COL has also contributed to the development of research capacity in ODL institutions by holding workshops and developing the first course of its kind, namely the Practitioner Research and Evaluation Skills Training (PREST), which is available free of cost to all Member States.
Over 100 Vice Chancellors and senior administrators from Commonwealth African countries were trained in 'Managing Change: Leadership and Strategic Change in Higher Education', organised over five years in collaboration with the University of Abertay Dundee in Scotland and the Association of Commonwealth Universities (ACU). Centres of Expertise in ODL for
West Africa and the SADC sub-region have been set up. In the past three years, several training workshops conducted by RETRIDOL, located in the National Open University of Nigeria, have resulted in over 300 persons from within Nigeria and Anglophone West Africa being trained in the different aspects of ODL including audio and video delivery media. ELearning training has now become a priority for some of our constituents.
Regional and Pan-Commonwealth focus

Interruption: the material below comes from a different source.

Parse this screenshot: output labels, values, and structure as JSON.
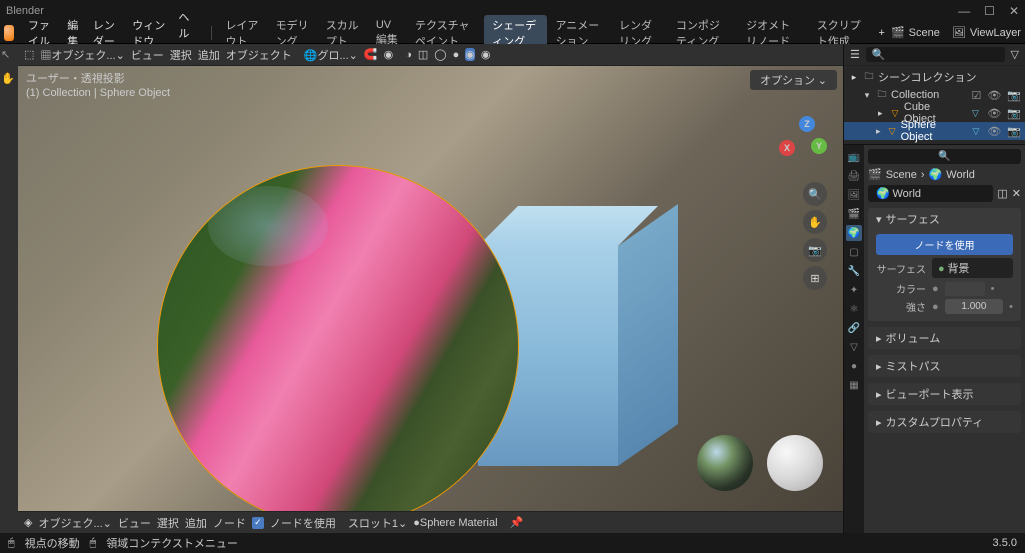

The focus on HE has covered all the regions of the Commonwealth. Access to HE is the priority in Sub-Saharan Africa and we believe that open and distance learning (ODL) can be an effective means of enhancing access, reducing costs and improving the quality and relevance of education and training. In South Asia, the priority is Quality Assurance and E-content development. For example, while the Indian sub-continent has assumed a leadership role in ODL, the quality of ODL delivery and research could do with substantial improvement. In the Pacific and the Caribbean, the focus has been on professional development. The Graduate Diploma Programme in Legislative Drafting is on offer at the University of the West Indies and the University of the South Pacific.

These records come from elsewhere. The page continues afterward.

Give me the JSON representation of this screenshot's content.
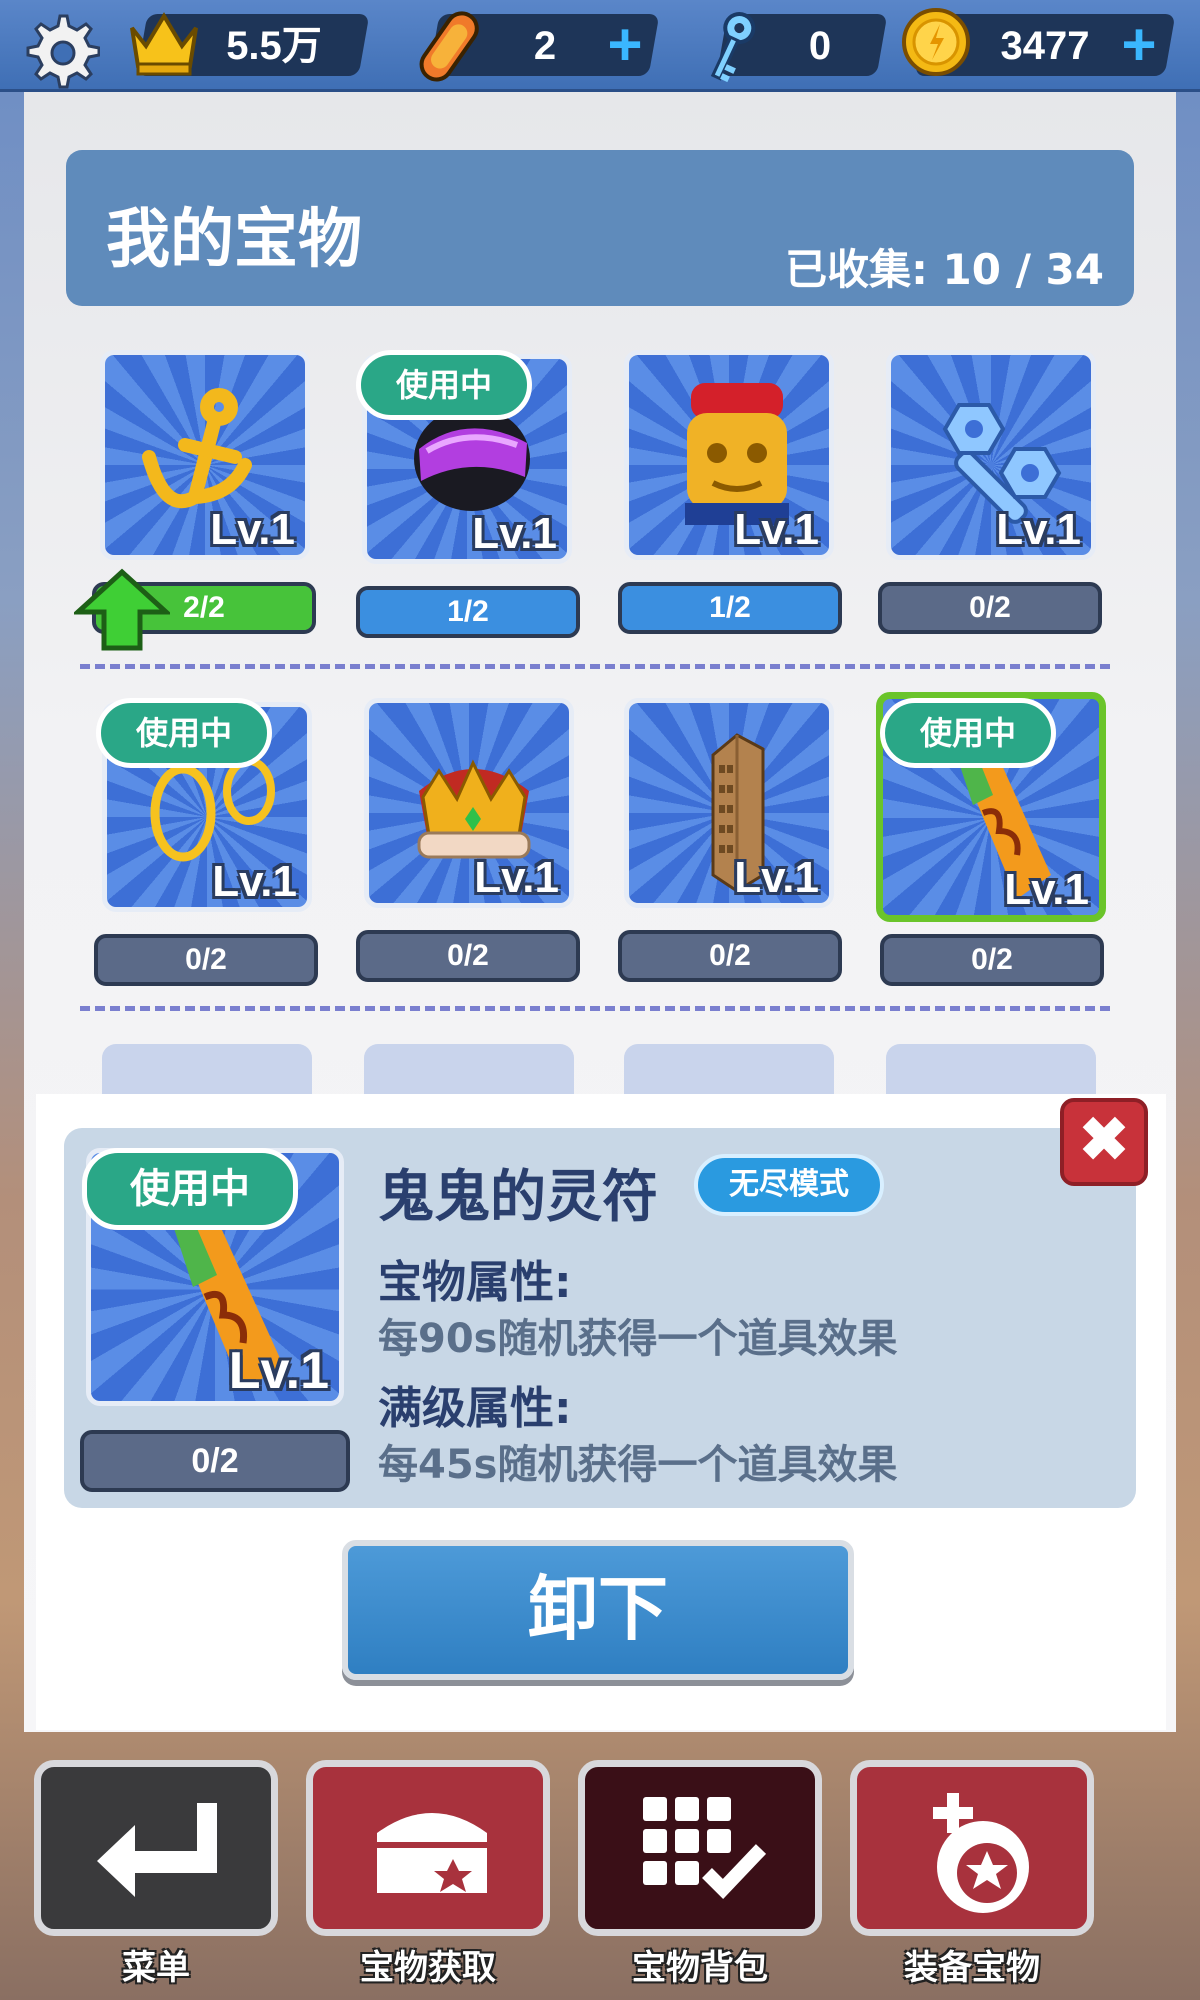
{
  "topbar": {
    "crown_value": "5.5万",
    "boards_value": "2",
    "keys_value": "0",
    "coins_value": "3477",
    "plus_glyph": "+"
  },
  "header": {
    "title": "我的宝物",
    "collected_label": "已收集:",
    "collected_value": "10 / 34"
  },
  "treasures": [
    {
      "level": "Lv.1",
      "progress": "2/2",
      "in_use": false,
      "upgradable": true,
      "icon": "anchor-icon",
      "fill": 1.0
    },
    {
      "level": "Lv.1",
      "progress": "1/2",
      "in_use": true,
      "icon": "helmet-icon",
      "fill": 1.0
    },
    {
      "level": "Lv.1",
      "progress": "1/2",
      "in_use": false,
      "icon": "mask-icon",
      "fill": 1.0
    },
    {
      "level": "Lv.1",
      "progress": "0/2",
      "in_use": false,
      "icon": "wrench-icon",
      "fill": 0
    },
    {
      "level": "Lv.1",
      "progress": "0/2",
      "in_use": true,
      "icon": "rings-icon",
      "fill": 0
    },
    {
      "level": "Lv.1",
      "progress": "0/2",
      "in_use": false,
      "icon": "crown-icon",
      "fill": 0
    },
    {
      "level": "Lv.1",
      "progress": "0/2",
      "in_use": false,
      "icon": "tower-icon",
      "fill": 0
    },
    {
      "level": "Lv.1",
      "progress": "0/2",
      "in_use": true,
      "selected": true,
      "icon": "talisman-icon",
      "fill": 0
    }
  ],
  "badges": {
    "in_use": "使用中"
  },
  "detail": {
    "name": "鬼鬼的灵符",
    "mode": "无尽模式",
    "attr_label": "宝物属性:",
    "attr_value": "每90s随机获得一个道具效果",
    "max_label": "满级属性:",
    "max_value": "每45s随机获得一个道具效果",
    "level": "Lv.1",
    "progress": "0/2",
    "in_use": "使用中",
    "close_glyph": "✖",
    "unequip_label": "卸下"
  },
  "nav": {
    "menu": "菜单",
    "obtain": "宝物获取",
    "backpack": "宝物背包",
    "equip": "装备宝物"
  },
  "colors": {
    "green": "#6ac42a",
    "blue_fill": "#3b8fe0",
    "teal_badge": "#2aa787",
    "red_button": "#a8323d",
    "dark_button": "#3a3a3c",
    "dark_maroon": "#3a0f17"
  }
}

In order to leverage our modest resources, our approach has been to forge partnerships as well as to promote south-south collaboration. The most recent model of collaboration is the VUSSC.

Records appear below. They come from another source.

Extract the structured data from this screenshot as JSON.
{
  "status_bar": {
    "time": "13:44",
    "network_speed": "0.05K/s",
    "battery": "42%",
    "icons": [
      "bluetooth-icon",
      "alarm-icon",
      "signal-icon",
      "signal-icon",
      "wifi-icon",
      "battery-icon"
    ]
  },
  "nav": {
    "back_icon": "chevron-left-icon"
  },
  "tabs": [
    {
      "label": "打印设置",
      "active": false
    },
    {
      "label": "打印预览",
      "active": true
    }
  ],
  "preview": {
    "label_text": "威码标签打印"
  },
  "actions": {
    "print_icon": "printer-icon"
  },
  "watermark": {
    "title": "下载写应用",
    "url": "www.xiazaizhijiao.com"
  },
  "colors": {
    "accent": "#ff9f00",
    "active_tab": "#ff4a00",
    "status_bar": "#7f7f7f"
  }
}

COL has developed individual Country Action Plans for 2006-2009 in consultation with key stakeholders. Higher Education continues to be high on the priority of developing Member States and COL will continue to support the needs and priorities of its partners. As the use of new ICTs blurs the boundaries between distance and contact education, COL's role is further expanded. COL has experience and expertise in a range of technologies and can provide technical assistance on what will prove effective in which context. COL's approach has been to build replicable models that can support the needs of individual nations. A further valuable resource that COL provides is access to the vast networks that it has nurtured and supported over the years. As a small agency, COL is able to respond almost immediately to requests from Member States.
As over half of the Commonwealth's population is under 25 and will need further education and training, it is important to strengthen existing HE systems. COL, as the instrument created by CHOGM, is ideally situated to continue contributing to making learning for development our common wealth.
28 March 2007